  6. History of hypersensitivity to tamsulosin.
  7. Current use of alpha blockers or calcium channel blockers.
  8. Current use of steroids which may have an independent effect on stone expulsion.
  9. Spontaneous stone expulsion prior to enrollment.
  10. Largest stone dimension ≥ 9mm assessed using radiologic imaging, being very unlikely to pass spontaneously.
  11. Presence of stone in the bladder.
  12. Current use of vardenafil which is tamsulosin contraindicated.
  13. Ipsilateral, transplanted or solitary kidney as hospitalization may be necessary.
  14. Known renal insufficiency.
  15. Fever defined as >101.5°F which may indicate infection.
  16. Floppy iris syndrome which is tamsulosin contraindicated.
  17. Planned cataract surgery in the next 60 days which is tamsulosin contraindicated.
  18. Prisoners /wards of state.
  19. Prior enrollment in STONE (Candidates who are screened and found ineligible may be rescreened at a later date.)
  Contacts and Locations
Choosing to participate in a study is an important personal decision. Talk with your doctor and family members or friends about deciding to join a study.

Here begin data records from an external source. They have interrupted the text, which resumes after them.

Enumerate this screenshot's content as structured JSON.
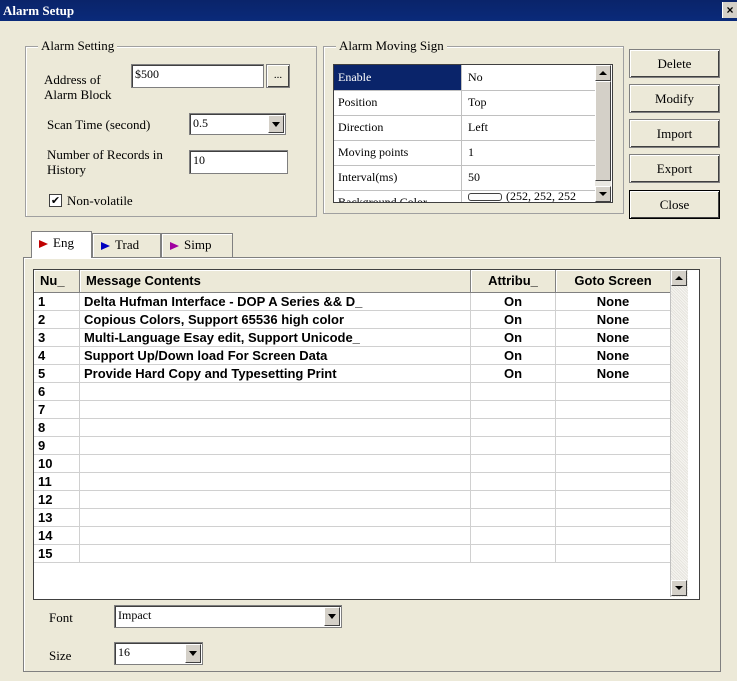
{
  "window": {
    "title": "Alarm Setup",
    "close_glyph": "×"
  },
  "alarm_setting": {
    "group_label": "Alarm Setting",
    "address_label": "Address of Alarm Block",
    "address_value": "$500",
    "browse_label": "...",
    "scan_time_label": "Scan Time (second)",
    "scan_time_value": "0.5",
    "records_label": "Number of Records in History",
    "records_value": "10",
    "non_volatile_label": "Non-volatile",
    "non_volatile_checked": "✔"
  },
  "moving_sign": {
    "group_label": "Alarm Moving Sign",
    "rows": [
      {
        "key": "Enable",
        "value": "No"
      },
      {
        "key": "Position",
        "value": "Top"
      },
      {
        "key": "Direction",
        "value": "Left"
      },
      {
        "key": "Moving points",
        "value": "1"
      },
      {
        "key": "Interval(ms)",
        "value": "50"
      },
      {
        "key": "Background Color",
        "value": "(252, 252, 252"
      }
    ],
    "bg_color_swatch": "#fcfcfc"
  },
  "buttons": {
    "delete": "Delete",
    "modify": "Modify",
    "import": "Import",
    "export": "Export",
    "close": "Close"
  },
  "tabs": [
    {
      "label": "Eng",
      "flag_color": "#c00000"
    },
    {
      "label": "Trad",
      "flag_color": "#0000c0"
    },
    {
      "label": "Simp",
      "flag_color": "#a000a0"
    }
  ],
  "table": {
    "headers": [
      "Nu_",
      "Message Contents",
      "Attribu_",
      "Goto Screen"
    ],
    "rows": [
      [
        "1",
        "Delta Hufman Interface - DOP A Series && D_",
        "On",
        "None"
      ],
      [
        "2",
        "Copious Colors, Support 65536 high color",
        "On",
        "None"
      ],
      [
        "3",
        "Multi-Language Esay edit, Support Unicode_",
        "On",
        "None"
      ],
      [
        "4",
        "Support Up/Down load For Screen Data",
        "On",
        "None"
      ],
      [
        "5",
        "Provide Hard Copy and Typesetting Print",
        "On",
        "None"
      ],
      [
        "6",
        "",
        "",
        ""
      ],
      [
        "7",
        "",
        "",
        ""
      ],
      [
        "8",
        "",
        "",
        ""
      ],
      [
        "9",
        "",
        "",
        ""
      ],
      [
        "10",
        "",
        "",
        ""
      ],
      [
        "11",
        "",
        "",
        ""
      ],
      [
        "12",
        "",
        "",
        ""
      ],
      [
        "13",
        "",
        "",
        ""
      ],
      [
        "14",
        "",
        "",
        ""
      ],
      [
        "15",
        "",
        "",
        ""
      ]
    ]
  },
  "font": {
    "font_label": "Font",
    "font_value": "Impact",
    "size_label": "Size",
    "size_value": "16"
  }
}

To learn more about this study, you or your doctor may contact the study research staff using the Contacts provided below. For general information, see Learn About Clinical Studies.

Please refer to this study by its identifier: NCT00382265

United States, Alabama
University of Alabama - Birmingham
Birmingham, Alabama, United States, 35249
United States, District of Columbia
The George Washington University Medical Center
Washington, District of Columbia, United States, 20037
United States, Pennsylvania
Thomas Jefferson University
Philadelphia, Pennsylvania, United States, 19107
University of Pittsburgh
Pittsburgh, Pennsylvania, United States, 15261
Sponsors and Collaborators
National Institute of Diabetes and Digestive and Kidney Diseases (NIDDK)
Principal Investigator: Andrew C Meltzer, MD The George Washington University
  More Information

Responsible Party: National Institute of Diabetes and Digestive and Kidney Diseases (NIDDK) Identifier: NCT00382265     History of Changes
Other Study ID Numbers: RO1 DK71603
U34DK090957 ( US NIH Grant/Contract Award Number )
Study First Received: September 28, 2006
Last Updated: March 30, 2017

Keywords provided by National Institute of Diabetes and Digestive and Kidney Diseases (NIDDK):
renal colic
kidney stones
urinary stone disease

Additional relevant MeSH terms:
Ureteral Calculi
Disease Attributes
Pathologic Processes
Urologic Diseases
Ureteral Diseases
Urinary Calculi
Pathological Conditions, Anatomical
Adrenergic alpha-1 Receptor Antagonists
Adrenergic alpha-Antagonists
Adrenergic Antagonists
Adrenergic Agents
Neurotransmitter Agents
Molecular Mechanisms of Pharmacological Action
Physiological Effects of Drugs
Urological Agents processed this record on April 21, 2017